China’s overall population is changing quite dramatically, which means it has different health care needs, such as treating chronic disease and caring for an increasingly elderly population. The central government is trying to establish a system of accessible primary care—a concept that China’s barefoot doctors helped to pioneer but that fell into disarray—and health services that fit these new needs.
How does China’s basic health care system work? Are there segments of the population still not receiving adequate coverage and care?
China has had a system where people can select their own doctors. Patients usually want to go to clinics attached to the highest-reputation hospitals, but of course, when you are not insured you almost always by default go to where you can afford the care. “It is difficult to see the doctor, and it is expensive” has been the lament of patients in China, so an explicit goal of the health care reforms has been to address this.
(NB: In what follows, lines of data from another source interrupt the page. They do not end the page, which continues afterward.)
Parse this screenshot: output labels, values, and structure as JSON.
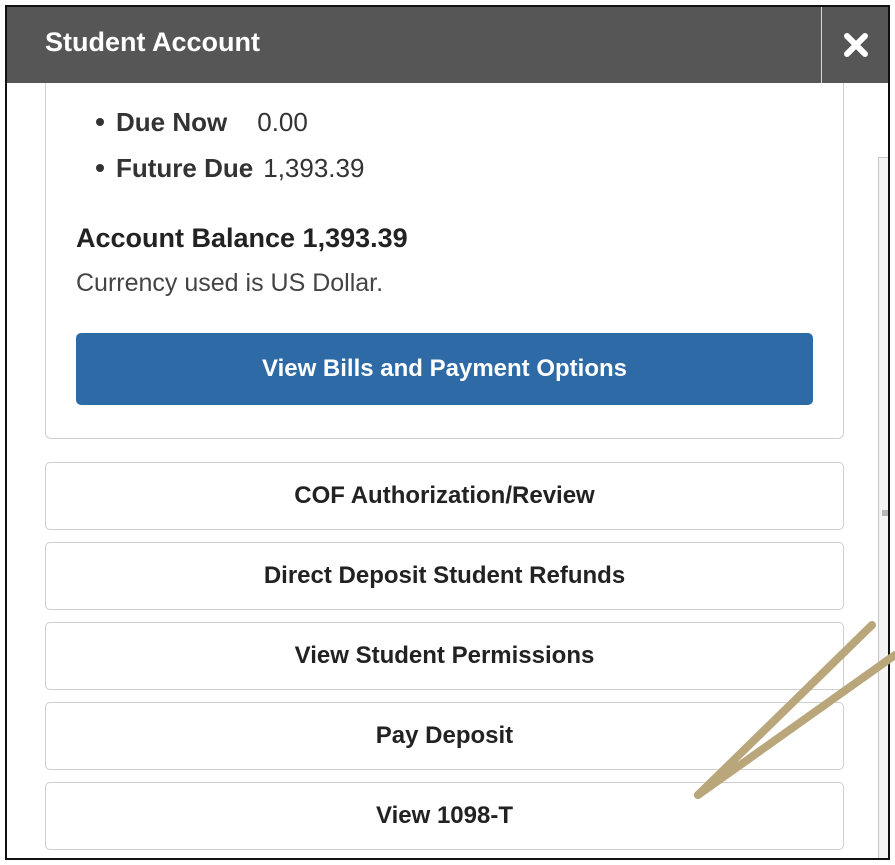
{
  "header": {
    "title": "Student Account",
    "close_icon": "close-icon"
  },
  "summary": {
    "items": [
      {
        "label": "Due Now",
        "value": "0.00"
      },
      {
        "label": "Future Due",
        "value": "1,393.39"
      }
    ],
    "account_balance": "Account Balance 1,393.39",
    "currency_note": "Currency used is US Dollar.",
    "primary_button": "View Bills and Payment Options"
  },
  "actions": [
    {
      "label": "COF Authorization/Review"
    },
    {
      "label": "Direct Deposit Student Refunds"
    },
    {
      "label": "View Student Permissions"
    },
    {
      "label": "Pay Deposit"
    },
    {
      "label": "View 1098-T"
    }
  ],
  "colors": {
    "titlebar": "#565656",
    "primary_button": "#2e6aa6",
    "annotation_arrow": "#b9a67a"
  }
}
The term “universal coverage” has different definitions. China initially put in place a form of insurance that only covers 20 or 30 percent of medical costs for the previously uninsured population, especially in rural areas. Benefits have expanded, but remain limited. As with the previous system, disparities in coverage still exist across the population. China not only has a huge population with huge economic differences, but within that there is a large migrant worker population. It is a challenge to figure out how to cover these citizens and how to provide them with access to better care. The government is quite aware there are segments of the population not receiving equal coverage, and it continues to strive to resolve the issue.
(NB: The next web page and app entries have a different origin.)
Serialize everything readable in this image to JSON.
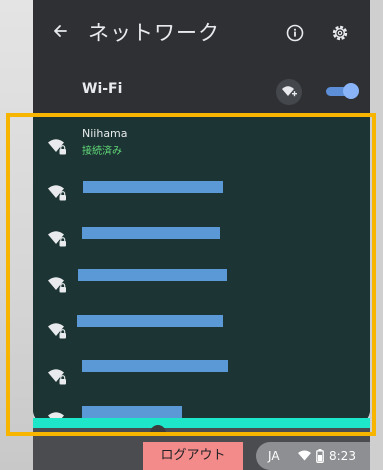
{
  "header": {
    "back_icon": "arrow-back-icon",
    "title": "ネットワーク",
    "info_icon": "info-icon",
    "settings_icon": "gear-icon"
  },
  "wifi": {
    "label": "Wi-Fi",
    "enabled": true,
    "add_network_icon": "add-wifi-icon"
  },
  "networks": [
    {
      "name": "Niihama",
      "status": "接続済み",
      "secured": true,
      "icon": "wifi-lock-icon"
    },
    {
      "name": "",
      "secured": true,
      "icon": "wifi-lock-icon",
      "redacted": true
    },
    {
      "name": "",
      "secured": true,
      "icon": "wifi-lock-icon",
      "redacted": true
    },
    {
      "name": "",
      "secured": true,
      "icon": "wifi-lock-icon",
      "redacted": true
    },
    {
      "name": "",
      "secured": true,
      "icon": "wifi-lock-icon",
      "redacted": true
    },
    {
      "name": "",
      "secured": true,
      "icon": "wifi-lock-icon",
      "redacted": true
    },
    {
      "name": "",
      "secured": true,
      "icon": "wifi-lock-icon",
      "redacted": true
    }
  ],
  "shelf": {
    "logout_label": "ログアウト",
    "language": "JA",
    "time": "8:23",
    "wifi_icon": "wifi-icon",
    "battery_icon": "battery-icon"
  },
  "colors": {
    "panel_bg": "#202124",
    "header_bg": "#2f3033",
    "list_bg": "#1c3434",
    "connected_status": "#62d978",
    "toggle_on": "#8ab4f8",
    "highlight": "#f7b500",
    "logout_bg": "#f38b8b",
    "redaction": "#5a99d6"
  }
}
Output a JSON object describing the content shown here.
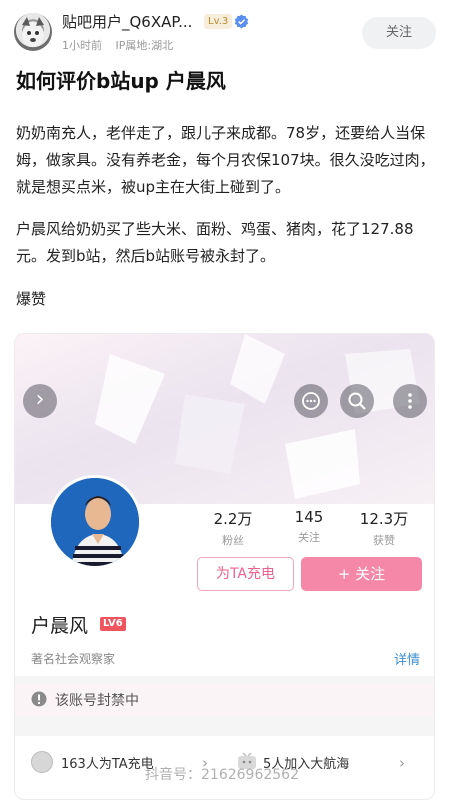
{
  "post": {
    "user_name": "贴吧用户_Q6XAP...",
    "level": "Lv.3",
    "time": "1小时前",
    "ip_location": "IP属地:湖北",
    "follow_label": "关注",
    "title": "如何评价b站up 户晨风",
    "paragraphs": [
      "奶奶南充人，老伴走了，跟儿子来成都。78岁，还要给人当保姆，做家具。没有养老金，每个月农保107块。很久没吃过肉，就是想买点米，被up主在大街上碰到了。",
      "户晨风给奶奶买了些大米、面粉、鸡蛋、猪肉，花了127.88元。发到b站，然后b站账号被永封了。",
      "爆赞"
    ]
  },
  "profile": {
    "stats": [
      {
        "value": "2.2万",
        "label": "粉丝"
      },
      {
        "value": "145",
        "label": "关注"
      },
      {
        "value": "12.3万",
        "label": "获赞"
      }
    ],
    "charge_label": "为TA充电",
    "follow_label": "+ 关注",
    "name": "户晨风",
    "lv_badge": "LV6",
    "title": "著名社会观察家",
    "detail_label": "详情",
    "ban_notice": "该账号封禁中",
    "charge_count": "163人为TA充电",
    "crew_count": "5人加入大航海",
    "chevron": "›"
  },
  "watermark": "抖音号：21626962562",
  "colors": {
    "accent_pink": "#f587a8",
    "link_blue": "#3b8fd0",
    "banned_bg": "#fbf4f7"
  }
}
What are the greatest innovations in China’s health care system in recent years?
One of the most remarkable things China has achieved is really its new health insurance system. Even if the current coverage is not particularly generous it is nearly universal, and mechanisms are put in place each year to provide more generous coverage. China is also working on strengthening its primary care and population health services, infusing a huge sum of government money into these efforts. It is the only developing country of its per-capita income that has achieved such results so far.
Interestingly, a lot of people assume China achieved its universal coverage by mandate, while in fact the central government did so by subsidizing the cost for local governments and individuals. This reduces the burden, for example, on poorer rural governments and residents, and is one innovative way China is trying to eliminate the disparity in access to care.
Eggleston has recently published a working paper on China’s health care reforms since the Mao era on the AHPP website, as well as an article in the Milken Institute Review.
Gordon Liu, a Chinese government advisor on health care and the executive director of Peking University’s Health Economics and Management Institute, spoke at Stanford on May 29 on the future of China’s health care system.